Form and Content
Cecil Woodham-Smith’s Florence Nightingale, 18201910 is an excellent example of the best combination of historical and biographical study. Woodham-Smith not only tells the life story of one of the great heroines of the nineteenth century but also effectively sets that story into the history of the period. The book follows Nightingale’s career from her struggles to become a nurse, to her enormous success in improving the care of casualties in the Crimean War, to Nightingale’s use of her hero’s status to orchestrate a campaign of sanitation and hospital reform for the entire British Empire.
Florence Nightingale is organized chronologically around the subject’s life. It lacks a table of contents and an index, and although broken into numbered chapters, it is really an almost seamless essay. This format does not, however, cause any problem with organization. Woodham-Smith has done a very effective job of integrating the events of Nightingale’s life with the history of the nineteenth century. The reader learns about this historical context almost as Nightingale found out about the world in which she lived; it is a particularly effective way for younger students to learn about a period.
Nightingale’s life breaks rather naturally into three segments. First, as a young woman, she became obsessed with the idea—she claimed to hear voices urging her on—of becoming a nurse. Young women of her class were expected to find full satisfaction in matrimony and motherhood, and any gainful employment was considered beneath them.
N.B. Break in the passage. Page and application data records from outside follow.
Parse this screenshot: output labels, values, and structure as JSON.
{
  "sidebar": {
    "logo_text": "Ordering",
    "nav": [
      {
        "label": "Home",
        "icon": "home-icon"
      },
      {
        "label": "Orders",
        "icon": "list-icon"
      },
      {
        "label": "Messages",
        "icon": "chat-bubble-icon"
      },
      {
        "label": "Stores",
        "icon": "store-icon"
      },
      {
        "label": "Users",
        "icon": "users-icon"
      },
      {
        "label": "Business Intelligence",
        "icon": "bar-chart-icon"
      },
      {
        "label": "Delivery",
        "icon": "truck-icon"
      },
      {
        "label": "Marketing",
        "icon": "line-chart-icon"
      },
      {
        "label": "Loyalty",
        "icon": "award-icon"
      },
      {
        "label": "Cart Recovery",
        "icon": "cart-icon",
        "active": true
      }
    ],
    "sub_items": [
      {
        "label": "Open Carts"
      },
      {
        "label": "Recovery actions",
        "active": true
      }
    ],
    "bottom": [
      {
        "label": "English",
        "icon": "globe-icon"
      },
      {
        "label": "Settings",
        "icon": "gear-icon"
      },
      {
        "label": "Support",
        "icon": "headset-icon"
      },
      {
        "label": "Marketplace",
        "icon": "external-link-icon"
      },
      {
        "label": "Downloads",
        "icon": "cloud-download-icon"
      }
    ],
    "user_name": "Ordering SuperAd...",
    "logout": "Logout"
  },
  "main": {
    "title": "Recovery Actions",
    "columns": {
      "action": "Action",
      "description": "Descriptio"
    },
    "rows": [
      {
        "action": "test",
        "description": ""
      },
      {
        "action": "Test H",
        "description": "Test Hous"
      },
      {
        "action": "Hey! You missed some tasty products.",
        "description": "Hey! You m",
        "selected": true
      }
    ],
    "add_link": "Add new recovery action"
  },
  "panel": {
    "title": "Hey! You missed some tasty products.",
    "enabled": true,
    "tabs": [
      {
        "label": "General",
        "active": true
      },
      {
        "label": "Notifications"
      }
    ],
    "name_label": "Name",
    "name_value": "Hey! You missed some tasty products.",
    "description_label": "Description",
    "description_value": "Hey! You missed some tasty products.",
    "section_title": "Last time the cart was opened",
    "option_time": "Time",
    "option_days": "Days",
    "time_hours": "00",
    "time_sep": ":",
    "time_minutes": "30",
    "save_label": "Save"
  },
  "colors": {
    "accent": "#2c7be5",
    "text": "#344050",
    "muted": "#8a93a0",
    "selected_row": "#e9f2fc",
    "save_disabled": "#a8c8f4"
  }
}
Worse, nursing was a particularly disreputable...
(The entire section is 662 words.)